Despite the evidence from McLaren’s report, which consisted of “1,166 pieces of proof, including emails, documents and scientific and forensic analysis of doping samples,” the International Olympic Committee (IOC) did not ban any Russian athletes from any competitions, instead allowing the individual federations to decide whether Russian athletes may compete. In total, about a quarter of Russia’s athletes were not permitted to compete in the 2016 Summer Olympics. Additionally, the International Paralympic Committee (“IPC”) banned the entire Russian Paralympic team from the 2016 Summer Paralympics.

As of September 2017, WADA has closed its investigation, having concluded that the McLaren report “simply may not be sufficient evidence required to sanction” the Russian athletes implicated. However, the United States and sixteen National Anti-Doping Organizations persist in demanding Russia’s ban from the 2018 Winter Olympics in PyeongChang, South Korea.

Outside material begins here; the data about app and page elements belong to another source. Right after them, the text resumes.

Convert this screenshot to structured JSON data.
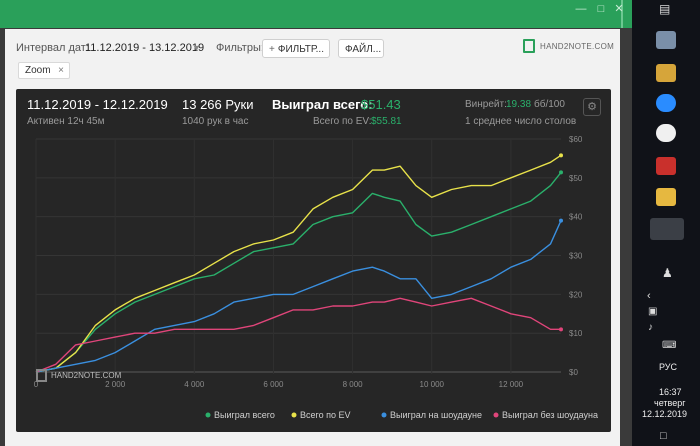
{
  "window": {
    "minimize_icon": "minimize-icon",
    "maximize_icon": "maximize-icon",
    "close_icon": "close-icon"
  },
  "filters": {
    "date_label": "Интервал дат:",
    "date_value": "11.12.2019 - 13.12.2019",
    "filters_label": "Фильтры:",
    "filter_button": "ФИЛЬТР...",
    "file_button": "ФАЙЛ...",
    "logo": "HAND2NOTE.COM",
    "zoom_chip": "Zoom"
  },
  "summary": {
    "date_range": "11.12.2019 - 12.12.2019",
    "active": "Активен 12ч 45м",
    "hands": "13 266 Руки",
    "per_hour": "1040 рук в час",
    "won_label": "Выиграл всего:",
    "won_value": "$51.43",
    "ev_label": "Всего по EV:",
    "ev_value": "$55.81",
    "winrate_label": "Винрейт:",
    "winrate_value": "19.38",
    "winrate_unit": "бб/100",
    "tables": "1 среднее число столов",
    "watermark": "HAND2NOTE.COM"
  },
  "chart_data": {
    "type": "line",
    "x_ticks": [
      "0",
      "2 000",
      "4 000",
      "6 000",
      "8 000",
      "10 000",
      "12 000"
    ],
    "y_ticks": [
      "$0",
      "$10",
      "$20",
      "$30",
      "$40",
      "$50",
      "$60"
    ],
    "xlim": [
      0,
      13266
    ],
    "ylim": [
      -0.5,
      60
    ],
    "grid": true,
    "legend_position": "bottom",
    "series": [
      {
        "name": "Выиграл всего",
        "color": "#2ab06b",
        "x": [
          0,
          500,
          1000,
          1500,
          2000,
          2500,
          3000,
          3500,
          4000,
          4500,
          5000,
          5500,
          6000,
          6500,
          7000,
          7500,
          8000,
          8500,
          8800,
          9200,
          9600,
          10000,
          10500,
          11000,
          11500,
          12000,
          12500,
          13000,
          13266
        ],
        "y": [
          0,
          1,
          5,
          11,
          15,
          18,
          20,
          22,
          24,
          25,
          28,
          31,
          32,
          33,
          38,
          40,
          41,
          46,
          45,
          44,
          38,
          35,
          36,
          38,
          40,
          42,
          44,
          48,
          51.4
        ]
      },
      {
        "name": "Всего по EV",
        "color": "#e8e24a",
        "x": [
          0,
          500,
          1000,
          1500,
          2000,
          2500,
          3000,
          3500,
          4000,
          4500,
          5000,
          5500,
          6000,
          6500,
          7000,
          7500,
          8000,
          8500,
          8800,
          9200,
          9600,
          10000,
          10500,
          11000,
          11500,
          12000,
          12500,
          13000,
          13266
        ],
        "y": [
          0,
          1,
          5,
          12,
          16,
          19,
          21,
          23,
          25,
          28,
          31,
          33,
          34,
          36,
          42,
          45,
          47,
          52,
          52,
          53,
          48,
          45,
          47,
          48,
          48,
          50,
          52,
          54,
          55.8
        ]
      },
      {
        "name": "Выиграл на шоудауне",
        "color": "#3a8fdf",
        "x": [
          0,
          500,
          1000,
          1500,
          2000,
          2500,
          3000,
          3500,
          4000,
          4500,
          5000,
          5500,
          6000,
          6500,
          7000,
          7500,
          8000,
          8500,
          8800,
          9200,
          9600,
          10000,
          10500,
          11000,
          11500,
          12000,
          12500,
          13000,
          13266
        ],
        "y": [
          0,
          1,
          2,
          3,
          5,
          8,
          11,
          12,
          13,
          15,
          18,
          19,
          20,
          20,
          22,
          24,
          26,
          27,
          26,
          24,
          24,
          19,
          20,
          22,
          24,
          27,
          29,
          33,
          39
        ]
      },
      {
        "name": "Выиграл без шоудауна",
        "color": "#e0457a",
        "x": [
          0,
          500,
          1000,
          1500,
          2000,
          2500,
          3000,
          3500,
          4000,
          4500,
          5000,
          5500,
          6000,
          6500,
          7000,
          7500,
          8000,
          8500,
          8800,
          9200,
          9600,
          10000,
          10500,
          11000,
          11500,
          12000,
          12500,
          13000,
          13266
        ],
        "y": [
          0,
          2,
          7,
          8,
          9,
          10,
          10,
          11,
          11,
          11,
          11,
          12,
          14,
          16,
          16,
          17,
          17,
          18,
          18,
          19,
          18,
          17,
          18,
          19,
          17,
          15,
          14,
          11,
          11
        ]
      }
    ]
  },
  "taskbar": {
    "lang": "РУС",
    "time": "16:37",
    "day": "четверг",
    "date": "12.12.2019"
  }
}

As for Rodchenkov’s legal situation, the recent issuance of an arrest warrant may indicate that Russia will soon demand his extradition. However, Russia does not have an extradition treaty with the United States, so that move is unlikely to have any real effect. More news about Rodchenkov will inevitably be released as his case proceeds, but until then, grab some popcorn, power up Netflix and sit back for Icarus’ two-hour shocking exposé.

Introducing the NULRO Blog

Written by ludist

Incoming NULR staff and editorial board members at orientation.

My name is Thomas Rousse, and I serve as the Vol. 112 Senior Online Editor at Northwestern University Law Review. It’s my pleasure to welcome you to our new blog. This year, we’re starting a new initiative to give our membership more opportunities to write for a public audience. Members of our staff will write about recent cases, legal issues in the news, and ongoing debates about theory and policy. Second-year law students will work closely with the Online editorial board to provide the same level of professionalism and accuracy as the rest of our publication.

We also accept submissions from outside authors. Please send me an email if you are interested in publishing pieces under 2,000 words, typically with a one- to two-week turnaround.